Here is a lesson for us today. God may have put the words spoken into Santayana and Churchill’s mouths. We are to remember those events which occurred before us. It is important that we understand what led to the negative times in order that when we see or partake in similar behaviors, we stop. Only then will we not suffer the same outcomes or worse.

Making Plans

Personally, I am a planner. I have calendars and to-do lists. Daily routines are important in my life. I feel more secure when I have a plan and then a backup plan to handle situations if my first plan gets disrupted. There have been many conversations between God and myself about plans. I often request that God helps me to follow through on my plans. The man who I married is also a planner who used to plan activities out months in advance and in great detail. Planning is a key part of my life.

I had a close friend who used to remind people that they can go ahead and put together a timeline but not to be surprised if God decides to chuckle and rearrange those plans. He was specifically talking about a process which was used to find a new pastor for a congregation. However, I think his words of wisdom apply to much more than that specific life event.

Over the years I have been placed in positions where planning was important but more important was being able to adapt at a moments notice. Having spent time working with youth required me to plan but know that at any time the Holy Spirit (or sometimes human intervention) could show up and quickly alter the plans. I have learned that making room for the Holy Spirit is more important than having a well-thought-out plan and sticking to it no more what.

God has told us in the words of Jeremiah:

For I know the plans I have for you,” declares the Lord, “plans to prosper you and not to harm you, plans to give you hope and a future. Then you will call on me and come and pray to me, and I will listen to you. You will seek me and find me when you seek me with all your heart. I will be found by you,” declares the Lord
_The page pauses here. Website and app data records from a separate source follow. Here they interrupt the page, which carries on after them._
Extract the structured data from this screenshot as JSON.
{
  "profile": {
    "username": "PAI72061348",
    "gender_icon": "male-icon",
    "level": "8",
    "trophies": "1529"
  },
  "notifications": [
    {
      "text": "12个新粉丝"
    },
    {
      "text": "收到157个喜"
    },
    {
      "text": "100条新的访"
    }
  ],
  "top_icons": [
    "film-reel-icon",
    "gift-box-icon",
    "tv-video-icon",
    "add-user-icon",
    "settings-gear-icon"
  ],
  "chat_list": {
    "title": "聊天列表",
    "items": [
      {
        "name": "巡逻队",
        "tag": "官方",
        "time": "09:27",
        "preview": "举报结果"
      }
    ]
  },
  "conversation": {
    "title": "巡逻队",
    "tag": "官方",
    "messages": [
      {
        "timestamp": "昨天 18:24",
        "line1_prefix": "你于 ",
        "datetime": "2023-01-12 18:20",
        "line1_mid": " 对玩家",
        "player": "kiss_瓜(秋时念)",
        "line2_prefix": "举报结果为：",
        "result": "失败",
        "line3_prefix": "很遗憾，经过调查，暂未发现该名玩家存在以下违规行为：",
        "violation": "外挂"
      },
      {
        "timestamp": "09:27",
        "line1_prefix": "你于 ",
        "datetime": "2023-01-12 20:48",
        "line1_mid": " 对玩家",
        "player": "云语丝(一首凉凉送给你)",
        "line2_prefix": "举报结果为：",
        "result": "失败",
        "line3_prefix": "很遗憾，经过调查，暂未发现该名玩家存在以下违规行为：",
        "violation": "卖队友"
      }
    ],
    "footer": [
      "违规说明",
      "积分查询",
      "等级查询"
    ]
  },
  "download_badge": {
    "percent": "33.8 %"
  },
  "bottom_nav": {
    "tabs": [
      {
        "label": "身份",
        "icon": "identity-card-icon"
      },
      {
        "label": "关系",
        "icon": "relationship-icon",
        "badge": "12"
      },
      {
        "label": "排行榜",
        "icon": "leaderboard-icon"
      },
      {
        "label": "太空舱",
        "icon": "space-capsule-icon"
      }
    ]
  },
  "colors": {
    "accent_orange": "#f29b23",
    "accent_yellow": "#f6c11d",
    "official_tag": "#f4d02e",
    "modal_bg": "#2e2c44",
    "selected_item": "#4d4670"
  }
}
Jeremiah 29:11-14a

An important observation to make here is that the plans are not spelled out or in detail. We are just given the assurance that God has a plan which will benefit us in the most important ways.

I strongly believe that God desires us to plan. We are reminded of the importance of planning and being prepared in the story which Jesus told of the ten virgins:
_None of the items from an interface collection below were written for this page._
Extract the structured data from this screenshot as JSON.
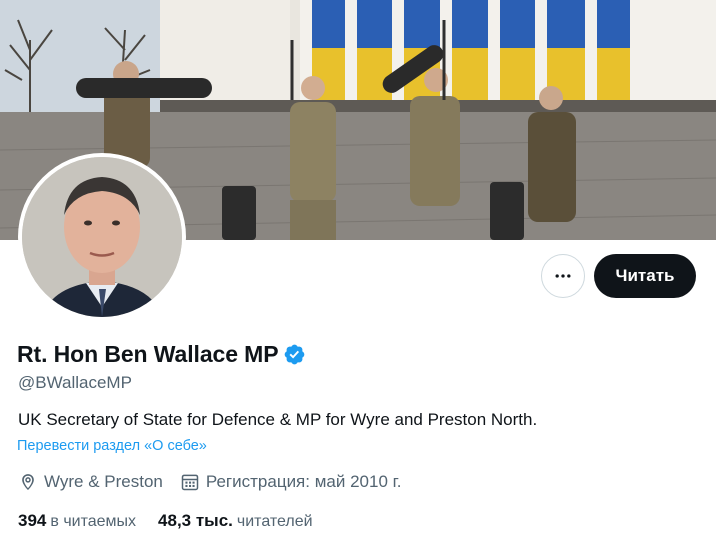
{
  "profile": {
    "display_name": "Rt. Hon Ben Wallace MP",
    "verified": true,
    "handle": "@BWallaceMP",
    "bio": "UK Secretary of State for Defence & MP for Wyre and Preston North.",
    "translate_link": "Перевести раздел «О себе»",
    "location": "Wyre & Preston",
    "joined": "Регистрация: май 2010 г.",
    "following_count": "394",
    "following_label": "в читаемых",
    "followers_count": "48,3 тыс.",
    "followers_label": "читателей"
  },
  "actions": {
    "follow_label": "Читать",
    "more_icon": "more-horizontal-icon"
  },
  "colors": {
    "accent": "#1d9bf0",
    "text_primary": "#0f1419",
    "text_secondary": "#536471",
    "follow_bg": "#0f1419",
    "border": "#cfd9de"
  },
  "icons": {
    "verified": "verified-badge-icon",
    "location": "location-pin-icon",
    "calendar": "calendar-icon"
  }
}
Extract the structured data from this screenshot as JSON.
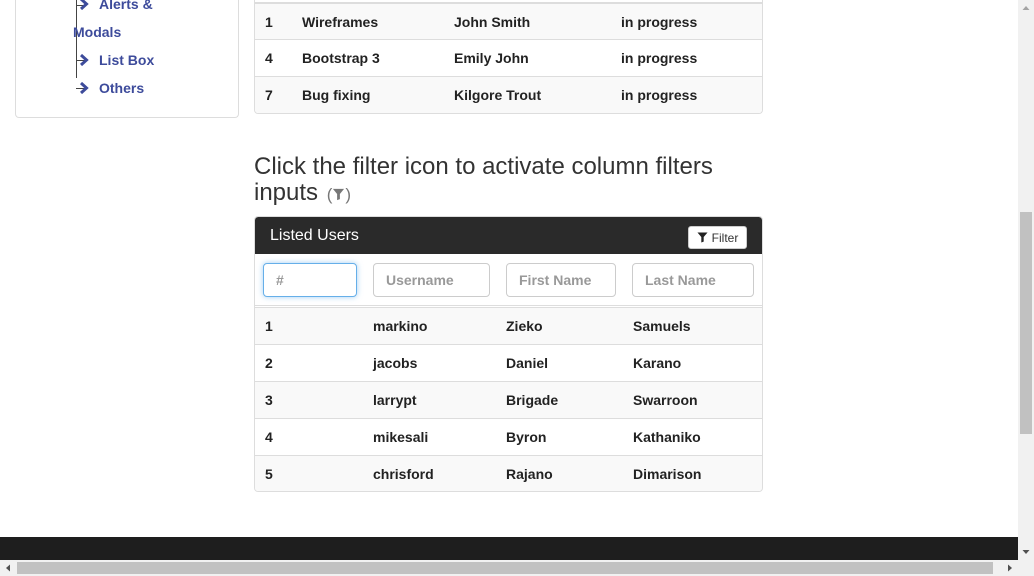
{
  "sidebar": {
    "items": [
      {
        "label_line1": "Alerts &",
        "label_line2": "Modals"
      },
      {
        "label": "List Box"
      },
      {
        "label": "Others"
      }
    ]
  },
  "top_table": {
    "rows": [
      {
        "id": "1",
        "task": "Wireframes",
        "assignee": "John Smith",
        "status": "in progress"
      },
      {
        "id": "4",
        "task": "Bootstrap 3",
        "assignee": "Emily John",
        "status": "in progress"
      },
      {
        "id": "7",
        "task": "Bug fixing",
        "assignee": "Kilgore Trout",
        "status": "in progress"
      }
    ]
  },
  "heading": {
    "text": "Click the filter icon to activate column filters inputs",
    "hint_open": "(",
    "hint_close": ")"
  },
  "users_panel": {
    "title": "Listed Users",
    "filter_button": "Filter",
    "filters": {
      "id_placeholder": "#",
      "username_placeholder": "Username",
      "first_name_placeholder": "First Name",
      "last_name_placeholder": "Last Name"
    },
    "rows": [
      {
        "id": "1",
        "username": "markino",
        "first_name": "Zieko",
        "last_name": "Samuels"
      },
      {
        "id": "2",
        "username": "jacobs",
        "first_name": "Daniel",
        "last_name": "Karano"
      },
      {
        "id": "3",
        "username": "larrypt",
        "first_name": "Brigade",
        "last_name": "Swarroon"
      },
      {
        "id": "4",
        "username": "mikesali",
        "first_name": "Byron",
        "last_name": "Kathaniko"
      },
      {
        "id": "5",
        "username": "chrisford",
        "first_name": "Rajano",
        "last_name": "Dimarison"
      }
    ]
  },
  "icons": {
    "tree_chevron": "chevron-right-icon",
    "filter": "filter-icon"
  },
  "colors": {
    "link": "#3d4b9b",
    "panel_heading": "#2a2a2a",
    "footer": "#1e1e1e",
    "focus": "#66afe9"
  }
}
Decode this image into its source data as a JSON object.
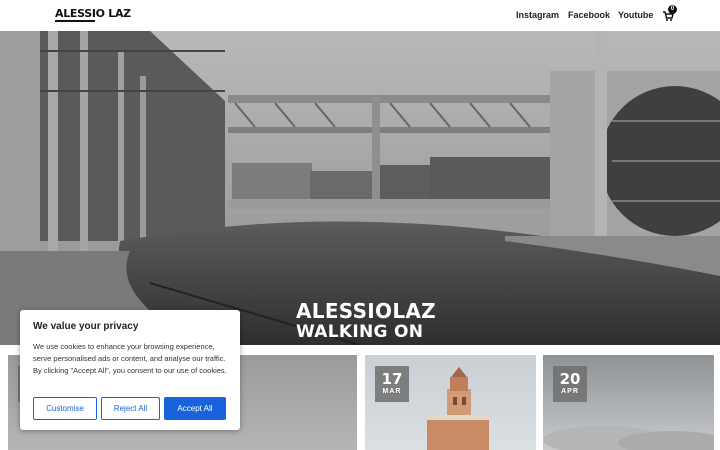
{
  "header": {
    "logo": "ALESSIO LAZ",
    "nav": [
      {
        "label": "Instagram"
      },
      {
        "label": "Facebook"
      },
      {
        "label": "Youtube"
      }
    ],
    "cart_count": "0"
  },
  "hero": {
    "title": "ALESSIOLAZ",
    "subtitle": "WALKING ON"
  },
  "cards": [
    {
      "day": "",
      "month": ""
    },
    {
      "day": "17",
      "month": "MAR"
    },
    {
      "day": "20",
      "month": "APR"
    }
  ],
  "cookie": {
    "title": "We value your privacy",
    "text": "We use cookies to enhance your browsing experience, serve personalised ads or content, and analyse our traffic. By clicking \"Accept All\", you consent to our use of cookies.",
    "customise": "Customise",
    "reject": "Reject All",
    "accept": "Accept All"
  },
  "colors": {
    "accent": "#1863dc",
    "header_bg": "#ffffff",
    "text": "#111111"
  }
}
“At that time the kingdom of heaven will be like ten virgins who took their lamps and went out to meet the bridegroom. Five of them were foolish and five were wise. The foolish ones took their lamps but did not take any oil with them. The wise ones, however, took oil in jars along with their lamps. The bridegroom was a long time in coming, and they all became drowsy and fell asleep.
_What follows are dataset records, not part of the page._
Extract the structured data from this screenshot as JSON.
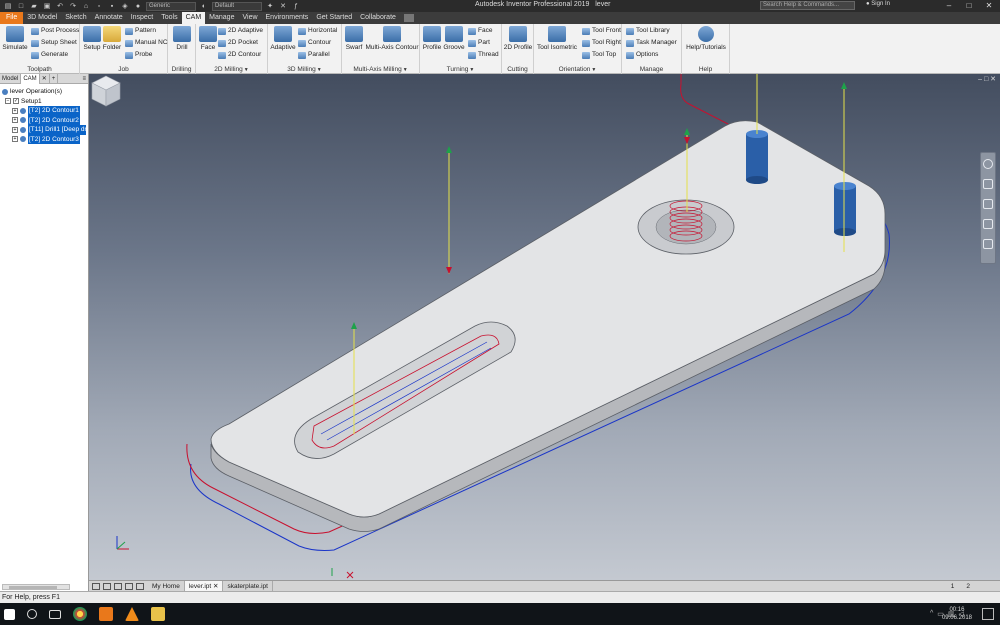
{
  "window": {
    "app_title": "Autodesk Inventor Professional 2019",
    "document_name": "lever",
    "search_placeholder": "Search Help & Commands...",
    "signin": "Sign In",
    "appearance_select": "Generic",
    "material_select": "Default"
  },
  "ribbon_tabs": [
    "File",
    "3D Model",
    "Sketch",
    "Annotate",
    "Inspect",
    "Tools",
    "CAM",
    "Manage",
    "View",
    "Environments",
    "Get Started",
    "Collaborate"
  ],
  "ribbon": {
    "toolpath": {
      "label": "Toolpath",
      "simulate": "Simulate",
      "post_process": "Post Process",
      "setup_sheet": "Setup Sheet",
      "generate": "Generate"
    },
    "job": {
      "label": "Job",
      "setup": "Setup",
      "folder": "Folder",
      "pattern": "Pattern",
      "manual_nc": "Manual NC",
      "probe": "Probe"
    },
    "drilling": {
      "label": "Drilling",
      "drill": "Drill"
    },
    "milling_2d": {
      "label": "2D Milling",
      "face": "Face",
      "adaptive": "2D Adaptive",
      "pocket": "2D Pocket",
      "contour": "2D Contour"
    },
    "milling_3d": {
      "label": "3D Milling",
      "adaptive": "Adaptive",
      "horizontal": "Horizontal",
      "contour": "Contour",
      "parallel": "Parallel"
    },
    "multi_axis": {
      "label": "Multi-Axis Milling",
      "swarf": "Swarf",
      "multi_axis_contour": "Multi-Axis Contour"
    },
    "turning": {
      "label": "Turning",
      "profile": "Profile",
      "groove": "Groove",
      "face": "Face",
      "part": "Part",
      "thread": "Thread"
    },
    "cutting": {
      "label": "Cutting",
      "profile_2d": "2D Profile"
    },
    "orientation": {
      "label": "Orientation",
      "tool_isometric": "Tool Isometric",
      "tool_front": "Tool Front",
      "tool_right": "Tool Right",
      "tool_top": "Tool Top"
    },
    "manage": {
      "label": "Manage",
      "tool_library": "Tool Library",
      "task_manager": "Task Manager",
      "options": "Options"
    },
    "help": {
      "label": "Help",
      "help_tutorials": "Help/Tutorials"
    }
  },
  "browser": {
    "tabs": [
      "Model",
      "CAM"
    ],
    "root": "lever Operation(s)",
    "setup": "Setup1",
    "operations": [
      "[T2] 2D Contour1",
      "[T2] 2D Contour2",
      "[T11] Drill1 [Deep drilling]",
      "[T2] 2D Contour3"
    ]
  },
  "document_tabs": [
    "My Home",
    "lever.ipt",
    "skaterplate.ipt"
  ],
  "page_numbers": [
    "1",
    "2"
  ],
  "status_text": "For Help, press F1",
  "taskbar": {
    "time": "00:16",
    "date": "09.06.2018"
  },
  "colors": {
    "accent_cam": "#e9781b",
    "selection": "#0a64c8",
    "toolpath_red": "#c8102e",
    "toolpath_blue": "#1a35c8",
    "axis_yellow": "#e4e14a"
  }
}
“At midnight the cry rang out: ‘Here’s the bridegroom! Come out to meet him!’

“Then all the virgins woke up and trimmed their lamps. 8 The foolish ones said to the wise, ‘Give us some of your oil; our lamps are going out.’

“‘No,’ they replied, ‘there may not be enough for both us and you. Instead, go to those who sell oil and buy some for yourselves.’

“But while they were on their way to buy the oil, the bridegroom arrived. The virgins who were ready went in with him to the wedding banquet. And the door was shut.

“Later the others also came. ‘Lord, Lord,’ they said, ‘open the door for us!’

“But he replied, ‘Truly I tell you, I don’t know you.’

“Therefore keep watch, because you do not know the day or the hour.”

Matthew 25:1-13

For me, the key regarding planning is to realize that while planning is important and must be done, the Holy Spirit may lead us in a much different direction. Every time that I have allowed my plans to be altered by the guidance of the Spirit, I have discovered that the end result is much better than anything I could have imagined in my planning.

Go ahead and plan. Then listen for God’s chuckle and the feel of the Spirit showing you a change or a whole new plan.